When I started to take attendance it became clear that I had the wrong info card for the class.... and had prepared the entirely wrong lesson. =( Roll with the punches, roll with the punches. I scrapped the book and decided to just talk to them. I had them start by introducing themselves. But I could soon tell that half the class was completely checked out - so I told them to ask each other questions. The first question to pop up? "How many girlfriends do you have?" LOL. Eventually the guys told me that hey all knew each other really well, so I had them introduce each other...and things just went out of control from there. I mean, with one guy they said he played football (soccer) really well, but there was a lot of "He has many many girlfriends." "He really likes beautiful women." and with one of them it was "He's a smooth talker." and they all started immitating him on the phone to women "You look so lovely." "Hello beautiful..." "oh baby, I love you so much." and I just bust up. I completely disolved into giggles. And then of course they'd laugh at me, and I'd start laughing again. All through class I'd look at the guy and just start giggling again. Not the most professional start to this class.

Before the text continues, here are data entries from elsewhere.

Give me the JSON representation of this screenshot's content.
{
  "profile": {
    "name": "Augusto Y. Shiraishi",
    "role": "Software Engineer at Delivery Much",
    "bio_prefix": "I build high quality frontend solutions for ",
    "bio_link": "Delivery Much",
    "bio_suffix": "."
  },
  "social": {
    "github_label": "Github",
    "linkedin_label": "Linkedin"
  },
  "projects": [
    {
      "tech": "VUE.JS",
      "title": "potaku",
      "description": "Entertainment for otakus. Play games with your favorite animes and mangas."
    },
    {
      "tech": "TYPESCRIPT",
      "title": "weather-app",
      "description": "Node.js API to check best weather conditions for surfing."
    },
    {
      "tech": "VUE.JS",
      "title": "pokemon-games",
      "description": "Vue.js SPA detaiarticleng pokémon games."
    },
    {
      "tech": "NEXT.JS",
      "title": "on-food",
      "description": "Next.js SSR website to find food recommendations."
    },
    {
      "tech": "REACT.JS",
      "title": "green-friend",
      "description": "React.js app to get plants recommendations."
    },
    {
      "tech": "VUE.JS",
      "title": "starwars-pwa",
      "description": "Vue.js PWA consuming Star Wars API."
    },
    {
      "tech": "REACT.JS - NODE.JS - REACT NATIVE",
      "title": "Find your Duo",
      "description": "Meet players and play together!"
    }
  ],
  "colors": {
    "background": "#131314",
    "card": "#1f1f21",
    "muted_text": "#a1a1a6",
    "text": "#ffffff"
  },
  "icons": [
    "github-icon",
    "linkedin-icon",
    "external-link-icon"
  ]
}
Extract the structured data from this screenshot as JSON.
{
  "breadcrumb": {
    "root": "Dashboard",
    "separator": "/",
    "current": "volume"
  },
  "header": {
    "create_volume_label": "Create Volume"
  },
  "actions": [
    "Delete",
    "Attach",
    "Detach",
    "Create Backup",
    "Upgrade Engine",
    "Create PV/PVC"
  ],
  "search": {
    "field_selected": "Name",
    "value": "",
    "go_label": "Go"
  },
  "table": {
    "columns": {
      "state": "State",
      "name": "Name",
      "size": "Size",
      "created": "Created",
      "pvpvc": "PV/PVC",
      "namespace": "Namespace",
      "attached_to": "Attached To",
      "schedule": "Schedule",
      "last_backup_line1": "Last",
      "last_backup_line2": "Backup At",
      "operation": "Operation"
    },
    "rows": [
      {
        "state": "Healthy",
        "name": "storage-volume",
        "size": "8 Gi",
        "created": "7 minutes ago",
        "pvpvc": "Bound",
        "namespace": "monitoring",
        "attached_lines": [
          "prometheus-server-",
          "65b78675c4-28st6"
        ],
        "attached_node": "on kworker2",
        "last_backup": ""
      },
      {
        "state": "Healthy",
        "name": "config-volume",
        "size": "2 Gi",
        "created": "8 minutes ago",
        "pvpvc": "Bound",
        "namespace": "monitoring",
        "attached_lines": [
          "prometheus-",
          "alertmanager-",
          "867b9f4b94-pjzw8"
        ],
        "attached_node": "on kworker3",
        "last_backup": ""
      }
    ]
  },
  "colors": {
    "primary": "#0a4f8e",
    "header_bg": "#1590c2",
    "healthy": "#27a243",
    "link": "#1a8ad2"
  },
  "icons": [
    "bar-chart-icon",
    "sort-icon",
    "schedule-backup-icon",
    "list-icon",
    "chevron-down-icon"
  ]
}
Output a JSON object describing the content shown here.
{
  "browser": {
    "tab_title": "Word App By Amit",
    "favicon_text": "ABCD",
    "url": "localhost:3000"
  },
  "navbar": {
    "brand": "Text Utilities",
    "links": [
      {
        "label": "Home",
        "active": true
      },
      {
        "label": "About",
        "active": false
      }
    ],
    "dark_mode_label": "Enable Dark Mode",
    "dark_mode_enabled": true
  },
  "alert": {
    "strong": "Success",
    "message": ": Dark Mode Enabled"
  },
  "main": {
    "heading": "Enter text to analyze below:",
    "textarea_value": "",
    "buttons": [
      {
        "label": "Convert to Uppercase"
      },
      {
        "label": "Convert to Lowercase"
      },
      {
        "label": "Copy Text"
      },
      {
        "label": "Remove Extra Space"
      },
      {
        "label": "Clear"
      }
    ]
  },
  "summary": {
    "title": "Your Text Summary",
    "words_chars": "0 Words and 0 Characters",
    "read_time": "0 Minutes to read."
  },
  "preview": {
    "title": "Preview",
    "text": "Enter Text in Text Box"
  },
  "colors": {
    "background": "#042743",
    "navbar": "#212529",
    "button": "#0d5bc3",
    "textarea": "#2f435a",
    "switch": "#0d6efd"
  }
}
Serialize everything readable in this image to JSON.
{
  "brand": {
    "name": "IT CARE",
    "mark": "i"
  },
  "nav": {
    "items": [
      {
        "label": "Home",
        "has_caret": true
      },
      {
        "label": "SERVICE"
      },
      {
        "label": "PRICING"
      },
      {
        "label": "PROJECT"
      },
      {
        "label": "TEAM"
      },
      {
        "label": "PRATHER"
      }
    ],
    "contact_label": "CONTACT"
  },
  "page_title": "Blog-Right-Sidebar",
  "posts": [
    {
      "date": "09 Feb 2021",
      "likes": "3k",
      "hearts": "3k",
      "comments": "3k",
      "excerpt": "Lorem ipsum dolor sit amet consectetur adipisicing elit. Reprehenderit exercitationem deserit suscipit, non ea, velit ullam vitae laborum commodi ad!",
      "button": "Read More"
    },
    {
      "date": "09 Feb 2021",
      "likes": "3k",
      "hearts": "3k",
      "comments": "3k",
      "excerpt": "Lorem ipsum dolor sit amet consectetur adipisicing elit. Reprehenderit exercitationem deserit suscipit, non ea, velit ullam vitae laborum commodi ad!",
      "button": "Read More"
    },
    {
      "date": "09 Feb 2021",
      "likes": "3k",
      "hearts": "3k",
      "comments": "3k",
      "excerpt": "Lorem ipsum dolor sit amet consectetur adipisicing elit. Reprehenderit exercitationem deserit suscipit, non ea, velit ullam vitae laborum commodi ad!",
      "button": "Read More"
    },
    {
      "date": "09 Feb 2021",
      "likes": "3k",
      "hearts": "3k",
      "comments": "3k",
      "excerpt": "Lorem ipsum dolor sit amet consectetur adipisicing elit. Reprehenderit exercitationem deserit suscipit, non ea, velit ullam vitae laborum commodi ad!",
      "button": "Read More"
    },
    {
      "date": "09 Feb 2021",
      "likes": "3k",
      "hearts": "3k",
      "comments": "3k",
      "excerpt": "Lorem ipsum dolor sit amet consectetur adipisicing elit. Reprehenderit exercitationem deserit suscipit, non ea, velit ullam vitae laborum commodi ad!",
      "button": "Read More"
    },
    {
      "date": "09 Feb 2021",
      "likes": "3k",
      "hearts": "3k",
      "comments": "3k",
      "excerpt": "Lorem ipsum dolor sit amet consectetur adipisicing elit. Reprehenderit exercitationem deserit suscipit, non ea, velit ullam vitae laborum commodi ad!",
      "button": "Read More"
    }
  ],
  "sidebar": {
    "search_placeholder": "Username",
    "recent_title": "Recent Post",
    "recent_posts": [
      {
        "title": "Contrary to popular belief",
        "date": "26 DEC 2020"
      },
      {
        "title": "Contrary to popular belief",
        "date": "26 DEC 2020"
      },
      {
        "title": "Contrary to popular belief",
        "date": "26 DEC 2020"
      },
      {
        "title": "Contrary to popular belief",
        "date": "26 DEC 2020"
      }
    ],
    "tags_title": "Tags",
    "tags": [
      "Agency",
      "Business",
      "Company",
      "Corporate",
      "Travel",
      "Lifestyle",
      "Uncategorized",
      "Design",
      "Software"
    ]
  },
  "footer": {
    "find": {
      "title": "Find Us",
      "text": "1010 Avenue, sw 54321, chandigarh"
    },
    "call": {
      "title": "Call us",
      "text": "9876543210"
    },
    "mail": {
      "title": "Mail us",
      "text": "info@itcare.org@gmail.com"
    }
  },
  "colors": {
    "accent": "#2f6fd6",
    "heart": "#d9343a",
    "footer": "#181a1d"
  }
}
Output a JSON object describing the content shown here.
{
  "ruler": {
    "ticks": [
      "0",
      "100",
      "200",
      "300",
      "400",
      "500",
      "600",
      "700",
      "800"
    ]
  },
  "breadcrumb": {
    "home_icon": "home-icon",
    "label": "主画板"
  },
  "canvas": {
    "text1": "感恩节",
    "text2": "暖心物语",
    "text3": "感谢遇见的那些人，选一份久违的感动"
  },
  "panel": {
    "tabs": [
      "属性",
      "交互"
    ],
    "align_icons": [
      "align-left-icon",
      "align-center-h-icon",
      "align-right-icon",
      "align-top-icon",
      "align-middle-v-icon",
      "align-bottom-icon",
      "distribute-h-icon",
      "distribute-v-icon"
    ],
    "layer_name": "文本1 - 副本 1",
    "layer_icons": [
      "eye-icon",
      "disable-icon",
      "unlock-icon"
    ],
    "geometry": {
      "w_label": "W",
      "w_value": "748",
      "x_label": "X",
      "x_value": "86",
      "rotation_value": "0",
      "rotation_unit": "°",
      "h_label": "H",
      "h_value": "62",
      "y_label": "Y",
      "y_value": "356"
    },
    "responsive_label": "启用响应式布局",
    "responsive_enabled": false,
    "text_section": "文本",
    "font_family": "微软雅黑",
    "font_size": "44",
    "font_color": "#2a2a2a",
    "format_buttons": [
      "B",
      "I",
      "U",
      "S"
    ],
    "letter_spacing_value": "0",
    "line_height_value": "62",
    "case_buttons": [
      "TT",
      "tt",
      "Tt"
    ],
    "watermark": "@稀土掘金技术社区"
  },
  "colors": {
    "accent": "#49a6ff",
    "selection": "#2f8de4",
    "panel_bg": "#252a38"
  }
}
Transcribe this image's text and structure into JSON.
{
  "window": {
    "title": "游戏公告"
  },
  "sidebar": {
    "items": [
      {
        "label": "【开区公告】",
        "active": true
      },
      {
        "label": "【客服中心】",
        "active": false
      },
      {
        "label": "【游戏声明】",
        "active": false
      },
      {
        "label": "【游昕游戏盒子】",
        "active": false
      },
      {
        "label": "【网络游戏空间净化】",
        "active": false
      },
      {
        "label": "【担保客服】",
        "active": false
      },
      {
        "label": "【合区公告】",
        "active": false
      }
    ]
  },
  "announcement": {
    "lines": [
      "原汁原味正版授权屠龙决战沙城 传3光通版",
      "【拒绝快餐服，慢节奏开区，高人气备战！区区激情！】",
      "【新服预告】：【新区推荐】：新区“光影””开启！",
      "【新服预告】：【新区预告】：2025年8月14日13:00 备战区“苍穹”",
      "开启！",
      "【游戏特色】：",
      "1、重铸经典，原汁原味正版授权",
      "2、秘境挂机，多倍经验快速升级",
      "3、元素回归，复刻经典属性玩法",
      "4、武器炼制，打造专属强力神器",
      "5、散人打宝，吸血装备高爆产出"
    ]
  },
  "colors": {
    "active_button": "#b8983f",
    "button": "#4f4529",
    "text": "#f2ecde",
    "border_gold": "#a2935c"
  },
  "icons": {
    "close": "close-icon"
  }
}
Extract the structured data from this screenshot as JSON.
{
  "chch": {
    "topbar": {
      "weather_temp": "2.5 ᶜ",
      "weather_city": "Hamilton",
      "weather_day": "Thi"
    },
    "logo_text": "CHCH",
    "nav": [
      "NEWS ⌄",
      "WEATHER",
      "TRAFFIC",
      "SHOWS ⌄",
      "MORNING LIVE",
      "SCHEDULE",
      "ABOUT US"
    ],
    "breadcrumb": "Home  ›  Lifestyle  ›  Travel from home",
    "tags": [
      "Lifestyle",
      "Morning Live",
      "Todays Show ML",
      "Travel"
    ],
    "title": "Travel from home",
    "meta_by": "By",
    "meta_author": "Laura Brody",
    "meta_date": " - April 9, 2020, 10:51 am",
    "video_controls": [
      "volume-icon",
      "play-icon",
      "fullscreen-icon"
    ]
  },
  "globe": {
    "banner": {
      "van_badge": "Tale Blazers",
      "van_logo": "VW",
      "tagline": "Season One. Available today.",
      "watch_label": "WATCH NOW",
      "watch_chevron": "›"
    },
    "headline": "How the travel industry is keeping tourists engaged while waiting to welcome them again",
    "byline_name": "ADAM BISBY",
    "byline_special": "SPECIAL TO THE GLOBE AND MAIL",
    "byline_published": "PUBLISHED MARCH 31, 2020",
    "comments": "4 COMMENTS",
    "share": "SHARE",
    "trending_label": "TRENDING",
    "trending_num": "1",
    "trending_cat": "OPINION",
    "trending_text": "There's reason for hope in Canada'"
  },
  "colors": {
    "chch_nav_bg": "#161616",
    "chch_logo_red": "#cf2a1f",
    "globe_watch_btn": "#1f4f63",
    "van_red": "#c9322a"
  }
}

Eventually I had them crack open the book, and we very loosely followed a couple of the activities. Mostly we had a roundtable discussion about Starbucks' business plan, and the pros & cons of mega-marts like Carrefour & Walmart. More of a business discussion than any kind of grammar lesson... but I'll call it a 'freer practice fluency exercise' and call it good. Next week I will at least know what to plan for. I told them I'd make them work really hard.... but I really don't think they believed me.
So overall today was good. But I'm a little freaked out about tomorrow. I don't know what to expect from Bangkok - I've heard that it's hot & dirty & crowded... not my favorite things. Plus there's the whole travel time and switching trains and waiting for who knows how long in the immigration office. None of it sounds fun. But I've also heard there's a giant mall where I can get any kind of western food that I want. So I might just camp out there for an hour or two being farang-girl eating any kind of cheese type food I can get my hands on, and that's as much 'sight seeing' as I have planned.
I don't know, sometimes I feel like the worst tourist, I really haven't explored as much of Thailand as one might expect for having been here for over a month. I barely know any Thai, and really haven't been all that adventurous with regards to eating new foods or talking to new people. I'm experiencing a lot of new things for me, but I feel like I've barely scratched the surface of what kinds of experiences one *can* have here. But then I think... do I really want to be a tourist? Or do I want to experience life in another culture? Because I feel like I'm doing that - as authentically as I can.